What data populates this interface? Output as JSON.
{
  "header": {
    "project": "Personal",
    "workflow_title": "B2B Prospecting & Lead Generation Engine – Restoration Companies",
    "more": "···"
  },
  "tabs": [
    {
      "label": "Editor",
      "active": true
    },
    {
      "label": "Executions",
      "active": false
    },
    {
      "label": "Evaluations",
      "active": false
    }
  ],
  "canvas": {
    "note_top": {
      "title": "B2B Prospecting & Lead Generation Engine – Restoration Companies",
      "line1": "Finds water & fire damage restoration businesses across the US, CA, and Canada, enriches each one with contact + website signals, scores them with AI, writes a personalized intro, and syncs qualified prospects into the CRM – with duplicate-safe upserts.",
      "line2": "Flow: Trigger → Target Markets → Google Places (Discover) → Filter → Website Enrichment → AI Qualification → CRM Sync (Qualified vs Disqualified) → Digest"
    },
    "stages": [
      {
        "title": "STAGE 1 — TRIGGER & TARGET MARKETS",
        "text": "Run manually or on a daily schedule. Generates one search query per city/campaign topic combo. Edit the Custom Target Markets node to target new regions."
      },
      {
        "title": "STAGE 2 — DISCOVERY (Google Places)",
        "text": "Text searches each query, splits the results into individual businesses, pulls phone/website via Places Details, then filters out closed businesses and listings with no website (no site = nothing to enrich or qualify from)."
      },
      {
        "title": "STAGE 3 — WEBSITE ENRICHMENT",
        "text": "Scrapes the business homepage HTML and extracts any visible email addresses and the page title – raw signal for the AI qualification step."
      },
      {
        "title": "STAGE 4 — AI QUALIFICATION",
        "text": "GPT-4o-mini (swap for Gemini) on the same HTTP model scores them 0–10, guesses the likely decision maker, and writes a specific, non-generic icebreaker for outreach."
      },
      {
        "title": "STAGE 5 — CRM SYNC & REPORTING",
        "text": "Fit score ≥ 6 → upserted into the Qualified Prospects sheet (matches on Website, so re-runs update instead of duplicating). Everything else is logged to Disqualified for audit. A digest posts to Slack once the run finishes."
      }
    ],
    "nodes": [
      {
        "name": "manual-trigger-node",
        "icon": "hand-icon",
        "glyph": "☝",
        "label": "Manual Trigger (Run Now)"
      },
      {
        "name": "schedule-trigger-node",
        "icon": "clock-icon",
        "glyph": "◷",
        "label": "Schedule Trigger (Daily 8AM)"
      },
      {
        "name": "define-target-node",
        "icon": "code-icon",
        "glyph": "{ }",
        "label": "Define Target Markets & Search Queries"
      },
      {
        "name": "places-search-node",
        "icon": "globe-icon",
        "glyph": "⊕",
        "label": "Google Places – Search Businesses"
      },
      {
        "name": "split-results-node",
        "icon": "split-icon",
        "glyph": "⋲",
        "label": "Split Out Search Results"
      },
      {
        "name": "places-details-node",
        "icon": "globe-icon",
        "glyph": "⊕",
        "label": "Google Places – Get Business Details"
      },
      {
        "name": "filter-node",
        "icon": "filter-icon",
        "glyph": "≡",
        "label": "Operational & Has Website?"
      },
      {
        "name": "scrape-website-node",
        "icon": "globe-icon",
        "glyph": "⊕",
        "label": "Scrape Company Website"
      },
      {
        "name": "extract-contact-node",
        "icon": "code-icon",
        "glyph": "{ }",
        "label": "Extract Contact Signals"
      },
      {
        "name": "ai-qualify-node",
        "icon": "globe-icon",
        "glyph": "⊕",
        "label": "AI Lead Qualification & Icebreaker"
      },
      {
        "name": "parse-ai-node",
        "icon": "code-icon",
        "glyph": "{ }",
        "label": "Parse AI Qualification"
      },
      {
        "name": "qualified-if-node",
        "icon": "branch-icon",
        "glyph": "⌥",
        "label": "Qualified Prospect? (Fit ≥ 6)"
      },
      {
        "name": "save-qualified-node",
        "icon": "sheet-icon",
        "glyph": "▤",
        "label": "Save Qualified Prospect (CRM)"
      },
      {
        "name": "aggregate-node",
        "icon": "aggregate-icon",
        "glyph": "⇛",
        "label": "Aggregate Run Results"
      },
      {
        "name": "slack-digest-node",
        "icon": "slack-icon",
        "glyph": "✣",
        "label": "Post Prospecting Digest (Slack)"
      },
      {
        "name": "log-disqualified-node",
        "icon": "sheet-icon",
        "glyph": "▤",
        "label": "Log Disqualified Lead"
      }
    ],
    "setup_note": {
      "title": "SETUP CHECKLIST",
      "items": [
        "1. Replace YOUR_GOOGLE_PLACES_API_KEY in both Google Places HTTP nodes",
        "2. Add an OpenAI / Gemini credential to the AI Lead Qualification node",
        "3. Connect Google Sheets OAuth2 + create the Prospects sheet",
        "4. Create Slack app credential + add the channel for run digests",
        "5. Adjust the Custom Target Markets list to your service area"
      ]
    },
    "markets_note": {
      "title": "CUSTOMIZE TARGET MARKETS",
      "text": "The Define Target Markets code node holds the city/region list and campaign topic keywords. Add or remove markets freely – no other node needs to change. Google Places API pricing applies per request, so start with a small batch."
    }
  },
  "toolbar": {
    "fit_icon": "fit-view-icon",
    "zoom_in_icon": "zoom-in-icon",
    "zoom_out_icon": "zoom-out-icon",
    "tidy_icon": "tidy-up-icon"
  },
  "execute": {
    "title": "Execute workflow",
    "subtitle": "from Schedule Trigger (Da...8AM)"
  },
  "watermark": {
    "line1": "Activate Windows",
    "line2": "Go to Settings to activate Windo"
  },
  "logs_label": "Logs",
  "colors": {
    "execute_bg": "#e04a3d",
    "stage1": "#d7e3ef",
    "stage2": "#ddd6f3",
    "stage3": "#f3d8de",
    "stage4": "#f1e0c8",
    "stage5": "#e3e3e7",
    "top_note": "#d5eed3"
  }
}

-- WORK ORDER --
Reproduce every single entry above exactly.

-- EXERCISE RESULT --
What data populates this interface? Output as JSON.
{
  "header": {
    "project": "Personal",
    "workflow_title": "B2B Prospecting & Lead Generation Engine – Restoration Companies",
    "more": "···"
  },
  "tabs": [
    {
      "label": "Editor",
      "active": true
    },
    {
      "label": "Executions",
      "active": false
    },
    {
      "label": "Evaluations",
      "active": false
    }
  ],
  "canvas": {
    "note_top": {
      "title": "B2B Prospecting & Lead Generation Engine – Restoration Companies",
      "line1": "Finds water & fire damage restoration businesses across the US, CA, and Canada, enriches each one with contact + website signals, scores them with AI, writes a personalized intro, and syncs qualified prospects into the CRM – with duplicate-safe upserts.",
      "line2": "Flow: Trigger → Target Markets → Google Places (Discover) → Filter → Website Enrichment → AI Qualification → CRM Sync (Qualified vs Disqualified) → Digest"
    },
    "stages": [
      {
        "title": "STAGE 1 — TRIGGER & TARGET MARKETS",
        "text": "Run manually or on a daily schedule. Generates one search query per city/campaign topic combo. Edit the Custom Target Markets node to target new regions."
      },
      {
        "title": "STAGE 2 — DISCOVERY (Google Places)",
        "text": "Text searches each query, splits the results into individual businesses, pulls phone/website via Places Details, then filters out closed businesses and listings with no website (no site = nothing to enrich or qualify from)."
      },
      {
        "title": "STAGE 3 — WEBSITE ENRICHMENT",
        "text": "Scrapes the business homepage HTML and extracts any visible email addresses and the page title – raw signal for the AI qualification step."
      },
      {
        "title": "STAGE 4 — AI QUALIFICATION",
        "text": "GPT-4o-mini (swap for Gemini) on the same HTTP model scores them 0–10, guesses the likely decision maker, and writes a specific, non-generic icebreaker for outreach."
      },
      {
        "title": "STAGE 5 — CRM SYNC & REPORTING",
        "text": "Fit score ≥ 6 → upserted into the Qualified Prospects sheet (matches on Website, so re-runs update instead of duplicating). Everything else is logged to Disqualified for audit. A digest posts to Slack once the run finishes."
      }
    ],
    "nodes": [
      {
        "name": "manual-trigger-node",
        "icon": "hand-icon",
        "glyph": "☝",
        "label": "Manual Trigger (Run Now)"
      },
      {
        "name": "schedule-trigger-node",
        "icon": "clock-icon",
        "glyph": "◷",
        "label": "Schedule Trigger (Daily 8AM)"
      },
      {
        "name": "define-target-node",
        "icon": "code-icon",
        "glyph": "{ }",
        "label": "Define Target Markets & Search Queries"
      },
      {
        "name": "places-search-node",
        "icon": "globe-icon",
        "glyph": "⊕",
        "label": "Google Places – Search Businesses"
      },
      {
        "name": "split-results-node",
        "icon": "split-icon",
        "glyph": "⋲",
        "label": "Split Out Search Results"
      },
      {
        "name": "places-details-node",
        "icon": "globe-icon",
        "glyph": "⊕",
        "label": "Google Places – Get Business Details"
      },
      {
        "name": "filter-node",
        "icon": "filter-icon",
        "glyph": "≡",
        "label": "Operational & Has Website?"
      },
      {
        "name": "scrape-website-node",
        "icon": "globe-icon",
        "glyph": "⊕",
        "label": "Scrape Company Website"
      },
      {
        "name": "extract-contact-node",
        "icon": "code-icon",
        "glyph": "{ }",
        "label": "Extract Contact Signals"
      },
      {
        "name": "ai-qualify-node",
        "icon": "globe-icon",
        "glyph": "⊕",
        "label": "AI Lead Qualification & Icebreaker"
      },
      {
        "name": "parse-ai-node",
        "icon": "code-icon",
        "glyph": "{ }",
        "label": "Parse AI Qualification"
      },
      {
        "name": "qualified-if-node",
        "icon": "branch-icon",
        "glyph": "⌥",
        "label": "Qualified Prospect? (Fit ≥ 6)"
      },
      {
        "name": "save-qualified-node",
        "icon": "sheet-icon",
        "glyph": "▤",
        "label": "Save Qualified Prospect (CRM)"
      },
      {
        "name": "aggregate-node",
        "icon": "aggregate-icon",
        "glyph": "⇛",
        "label": "Aggregate Run Results"
      },
      {
        "name": "slack-digest-node",
        "icon": "slack-icon",
        "glyph": "✣",
        "label": "Post Prospecting Digest (Slack)"
      },
      {
        "name": "log-disqualified-node",
        "icon": "sheet-icon",
        "glyph": "▤",
        "label": "Log Disqualified Lead"
      }
    ],
    "setup_note": {
      "title": "SETUP CHECKLIST",
      "items": [
        "1. Replace YOUR_GOOGLE_PLACES_API_KEY in both Google Places HTTP nodes",
        "2. Add an OpenAI / Gemini credential to the AI Lead Qualification node",
        "3. Connect Google Sheets OAuth2 + create the Prospects sheet",
        "4. Create Slack app credential + add the channel for run digests",
        "5. Adjust the Custom Target Markets list to your service area"
      ]
    },
    "markets_note": {
      "title": "CUSTOMIZE TARGET MARKETS",
      "text": "The Define Target Markets code node holds the city/region list and campaign topic keywords. Add or remove markets freely – no other node needs to change. Google Places API pricing applies per request, so start with a small batch."
    }
  },
  "toolbar": {
    "fit_icon": "fit-view-icon",
    "zoom_in_icon": "zoom-in-icon",
    "zoom_out_icon": "zoom-out-icon",
    "tidy_icon": "tidy-up-icon"
  },
  "execute": {
    "title": "Execute workflow",
    "subtitle": "from Schedule Trigger (Da...8AM)"
  },
  "watermark": {
    "line1": "Activate Windows",
    "line2": "Go to Settings to activate Windo"
  },
  "logs_label": "Logs",
  "colors": {
    "execute_bg": "#e04a3d",
    "stage1": "#d7e3ef",
    "stage2": "#ddd6f3",
    "stage3": "#f3d8de",
    "stage4": "#f1e0c8",
    "stage5": "#e3e3e7",
    "top_note": "#d5eed3"
  }
}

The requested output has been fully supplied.